* **REQUIRED WORK**
From the entries provided below, copy each line that contains the word "Andere".

(Collected data)
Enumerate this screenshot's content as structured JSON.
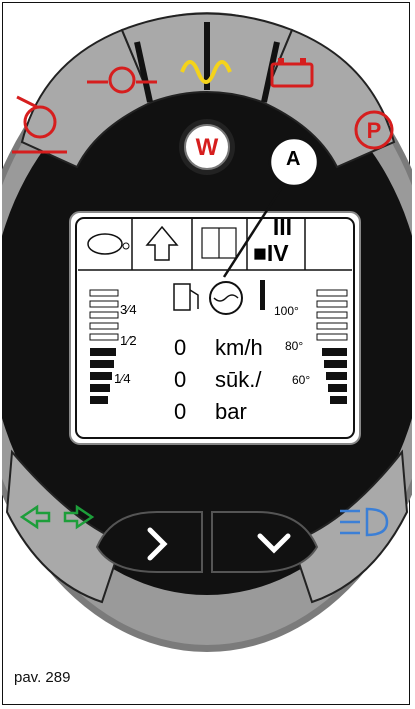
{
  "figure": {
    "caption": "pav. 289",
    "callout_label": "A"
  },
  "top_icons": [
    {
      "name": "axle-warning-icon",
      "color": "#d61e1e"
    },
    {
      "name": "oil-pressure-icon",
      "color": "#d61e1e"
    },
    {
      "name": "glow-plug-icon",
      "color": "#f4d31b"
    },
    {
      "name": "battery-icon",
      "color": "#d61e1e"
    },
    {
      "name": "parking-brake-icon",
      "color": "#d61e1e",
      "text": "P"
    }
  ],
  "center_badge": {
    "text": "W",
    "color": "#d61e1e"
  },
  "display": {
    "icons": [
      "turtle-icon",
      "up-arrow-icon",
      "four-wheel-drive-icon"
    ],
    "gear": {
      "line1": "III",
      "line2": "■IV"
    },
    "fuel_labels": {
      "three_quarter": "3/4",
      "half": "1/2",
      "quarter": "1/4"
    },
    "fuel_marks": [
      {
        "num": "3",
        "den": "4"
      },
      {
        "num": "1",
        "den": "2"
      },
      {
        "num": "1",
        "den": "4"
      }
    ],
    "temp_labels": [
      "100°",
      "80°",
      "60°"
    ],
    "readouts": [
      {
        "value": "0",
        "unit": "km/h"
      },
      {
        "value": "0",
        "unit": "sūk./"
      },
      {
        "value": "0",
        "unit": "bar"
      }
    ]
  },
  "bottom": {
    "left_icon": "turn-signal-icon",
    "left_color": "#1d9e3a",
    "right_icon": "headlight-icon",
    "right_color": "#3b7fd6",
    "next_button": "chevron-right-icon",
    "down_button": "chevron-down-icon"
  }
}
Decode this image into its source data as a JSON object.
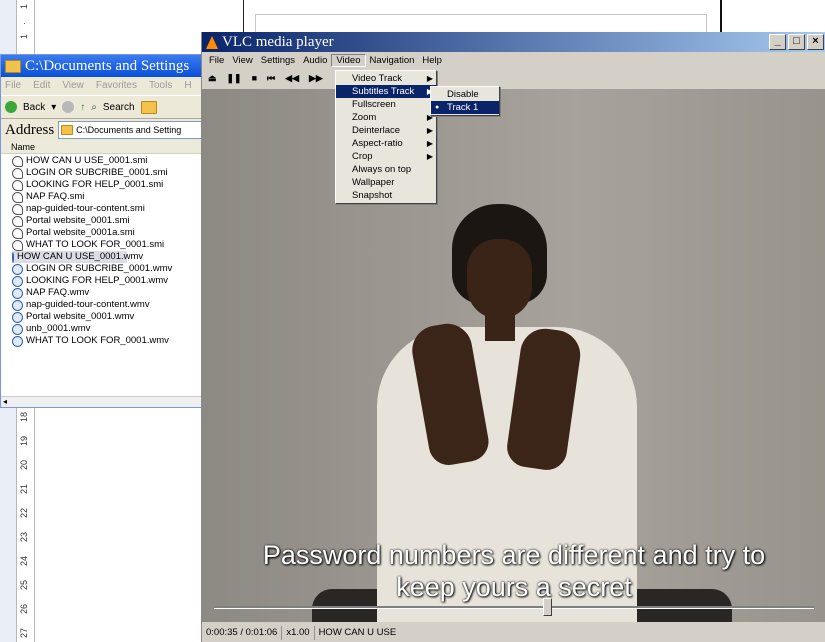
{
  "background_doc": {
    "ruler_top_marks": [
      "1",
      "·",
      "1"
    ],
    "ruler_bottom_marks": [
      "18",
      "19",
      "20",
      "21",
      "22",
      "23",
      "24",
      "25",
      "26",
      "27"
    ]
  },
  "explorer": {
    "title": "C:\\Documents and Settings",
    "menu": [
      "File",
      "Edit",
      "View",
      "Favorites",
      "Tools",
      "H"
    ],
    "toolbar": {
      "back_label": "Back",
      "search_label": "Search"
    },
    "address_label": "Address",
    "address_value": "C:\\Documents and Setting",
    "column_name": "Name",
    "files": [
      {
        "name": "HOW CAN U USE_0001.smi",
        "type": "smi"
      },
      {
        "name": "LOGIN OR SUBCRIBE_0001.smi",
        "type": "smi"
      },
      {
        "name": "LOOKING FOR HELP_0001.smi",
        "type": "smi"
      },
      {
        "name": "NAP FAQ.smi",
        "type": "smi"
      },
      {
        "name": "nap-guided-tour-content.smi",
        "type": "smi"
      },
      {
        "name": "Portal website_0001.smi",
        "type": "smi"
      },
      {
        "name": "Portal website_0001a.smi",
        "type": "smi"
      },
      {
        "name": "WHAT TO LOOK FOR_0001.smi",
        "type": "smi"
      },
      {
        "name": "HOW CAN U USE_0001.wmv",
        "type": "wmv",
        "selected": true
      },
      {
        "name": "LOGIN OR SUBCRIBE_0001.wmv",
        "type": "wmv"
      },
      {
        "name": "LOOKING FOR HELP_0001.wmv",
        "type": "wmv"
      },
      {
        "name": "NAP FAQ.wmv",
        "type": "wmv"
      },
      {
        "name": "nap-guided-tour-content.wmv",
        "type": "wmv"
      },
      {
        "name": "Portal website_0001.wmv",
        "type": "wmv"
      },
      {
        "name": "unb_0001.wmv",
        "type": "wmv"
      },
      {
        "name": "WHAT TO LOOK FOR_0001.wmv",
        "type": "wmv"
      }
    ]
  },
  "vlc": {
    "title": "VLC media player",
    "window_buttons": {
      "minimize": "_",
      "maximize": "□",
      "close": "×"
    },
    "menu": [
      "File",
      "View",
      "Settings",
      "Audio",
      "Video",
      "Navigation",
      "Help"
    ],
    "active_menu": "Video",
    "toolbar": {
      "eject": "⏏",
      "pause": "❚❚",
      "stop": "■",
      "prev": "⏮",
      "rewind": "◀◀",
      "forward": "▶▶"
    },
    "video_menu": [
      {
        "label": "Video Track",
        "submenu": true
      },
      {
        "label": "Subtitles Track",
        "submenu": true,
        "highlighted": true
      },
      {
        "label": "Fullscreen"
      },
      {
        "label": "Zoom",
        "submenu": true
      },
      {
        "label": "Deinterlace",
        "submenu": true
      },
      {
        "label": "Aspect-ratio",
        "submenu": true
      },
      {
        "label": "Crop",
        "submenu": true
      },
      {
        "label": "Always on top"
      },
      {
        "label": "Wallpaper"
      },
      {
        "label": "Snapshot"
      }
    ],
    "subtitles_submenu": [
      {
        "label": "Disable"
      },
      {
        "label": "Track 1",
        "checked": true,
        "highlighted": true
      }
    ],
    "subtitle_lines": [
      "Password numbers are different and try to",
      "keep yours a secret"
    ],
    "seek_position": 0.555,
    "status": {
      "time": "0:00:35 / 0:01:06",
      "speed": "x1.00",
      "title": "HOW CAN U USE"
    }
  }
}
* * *
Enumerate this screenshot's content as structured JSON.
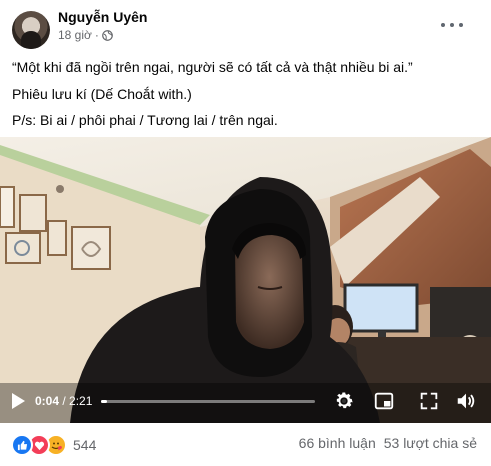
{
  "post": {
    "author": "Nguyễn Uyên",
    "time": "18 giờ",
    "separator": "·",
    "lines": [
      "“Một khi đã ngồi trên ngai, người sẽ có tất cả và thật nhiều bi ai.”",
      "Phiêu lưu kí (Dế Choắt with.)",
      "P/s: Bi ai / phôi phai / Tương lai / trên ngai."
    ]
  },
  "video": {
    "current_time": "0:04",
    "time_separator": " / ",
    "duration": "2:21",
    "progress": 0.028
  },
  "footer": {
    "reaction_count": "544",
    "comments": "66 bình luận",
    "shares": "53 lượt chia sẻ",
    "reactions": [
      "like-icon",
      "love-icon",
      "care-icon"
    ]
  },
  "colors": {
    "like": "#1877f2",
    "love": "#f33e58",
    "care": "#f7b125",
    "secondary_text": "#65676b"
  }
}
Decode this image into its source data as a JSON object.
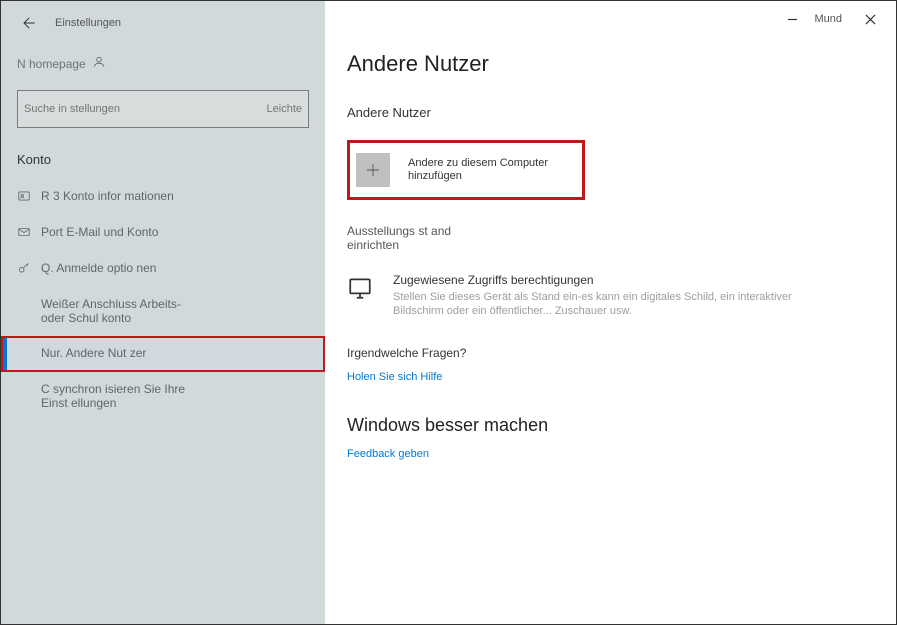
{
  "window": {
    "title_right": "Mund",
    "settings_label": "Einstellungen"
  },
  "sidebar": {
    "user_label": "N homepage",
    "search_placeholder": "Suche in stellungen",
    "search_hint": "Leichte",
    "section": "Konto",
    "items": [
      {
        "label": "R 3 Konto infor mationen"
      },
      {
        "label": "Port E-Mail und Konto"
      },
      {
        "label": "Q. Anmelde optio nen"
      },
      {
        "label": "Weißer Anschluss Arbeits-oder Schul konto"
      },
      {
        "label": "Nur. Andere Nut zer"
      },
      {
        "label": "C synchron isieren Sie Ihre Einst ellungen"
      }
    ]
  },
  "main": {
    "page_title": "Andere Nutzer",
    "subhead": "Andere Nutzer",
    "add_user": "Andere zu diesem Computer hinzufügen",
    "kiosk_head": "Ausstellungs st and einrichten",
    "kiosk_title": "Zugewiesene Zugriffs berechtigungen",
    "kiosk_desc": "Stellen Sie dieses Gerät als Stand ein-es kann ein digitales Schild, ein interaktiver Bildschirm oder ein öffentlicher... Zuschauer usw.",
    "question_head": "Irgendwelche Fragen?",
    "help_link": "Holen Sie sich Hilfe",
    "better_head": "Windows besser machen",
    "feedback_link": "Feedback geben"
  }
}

* **ANSWER AREA**
        "label": "Nur. Andere Nut zer"
    "page_title": "Andere Nutzer",
    "subhead": "Andere Nutzer",
    "add_user": "Andere zu diesem Computer hinzufügen",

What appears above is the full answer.